When libertarians stray from encouraging the free movement of labor, on the caveat that such movement bloats a social welfare state, and advocate yet another interventionist entity that derives large state expenditures, entrenched bureaucratic classes, and enforces a collective punishment - then I, for one, think it obvious that the consequence is affirming statist dictums and expansion and the abandonment of libertarian principles.

If the complaint is that immigration swamps the infrastructure, an infrastructure that we oppose in the first place, then how have we lost? In my life, I tend to notice the common man on the street is most opposed to welfarism when its resources are taxed and stretched.

Further, LRC is more than
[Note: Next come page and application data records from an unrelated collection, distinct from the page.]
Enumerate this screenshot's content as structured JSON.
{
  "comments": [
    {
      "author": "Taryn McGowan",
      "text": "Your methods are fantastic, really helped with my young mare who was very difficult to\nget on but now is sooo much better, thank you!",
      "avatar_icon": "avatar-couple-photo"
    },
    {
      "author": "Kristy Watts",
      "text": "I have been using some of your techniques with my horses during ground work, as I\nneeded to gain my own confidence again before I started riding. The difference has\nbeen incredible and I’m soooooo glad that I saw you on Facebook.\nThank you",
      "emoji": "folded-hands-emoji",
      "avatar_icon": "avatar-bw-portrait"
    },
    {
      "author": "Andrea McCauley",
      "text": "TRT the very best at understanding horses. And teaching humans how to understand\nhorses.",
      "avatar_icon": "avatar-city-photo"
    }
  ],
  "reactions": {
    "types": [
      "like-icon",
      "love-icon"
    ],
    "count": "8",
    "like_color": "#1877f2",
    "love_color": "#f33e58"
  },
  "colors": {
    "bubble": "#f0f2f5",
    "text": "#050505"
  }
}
Further, LRC is more than justified in their "anti-Lincoln stance" and if SPLC could yank their head out of the sand long enough, they might actually realize that to lionize a man who jailed dissidents, cut a swath of civilian death and destruction from Richmond to Atlanta, shredded habeus corpus, served an arrest warrant on a Supreme Court justice, dispensed with the separation of powers, deported political opponents, housed soldiers in civilian quarters, centralized the state apparatus, and... who am I kidding - half of the indictments above might just appeal to those nutjobs.

Rothbard and Mises are

Rothbard and Mises are hardly the only individuals to think along these lines. Socrates discoursed on this, Romulus acknowledged the "choicest and most select of people," Lycurgus also acknowledged some individuals are worth more than others and "certain triers" were tasked with determining this.

In our world today, we also acknowledge certain individuals are worth more than others. Consider the Nobel prize, MVP awards, valedictorians, etc. Simply acknowledging that certain individuals are of more worth than other individuals is not racist, but only a factual observation.

I think the SPLC report is

I think the SPLC report is being unfair.

Rothbard wrote so much in his life that it's easy to take any of his writing out of context and change its meaning. I see no citations in that report, and I've read a ton of Rothbard's material and don't remember those quotes.

The Mises Institute is one of the top free-market advocate organizations on the planet. I read their daily article everyday, and it has helped me educate myself on economics better than any other source.

Well it is typical of Morris

Well it is typical of Morris Dees sleaze tactics to smear anyone who goes against his and and the SPLC view of the world. Harper Magazine did an excellent expose on the real intentions of Morris Dees called The Church of Morris Dees. Here is the link to the artilce: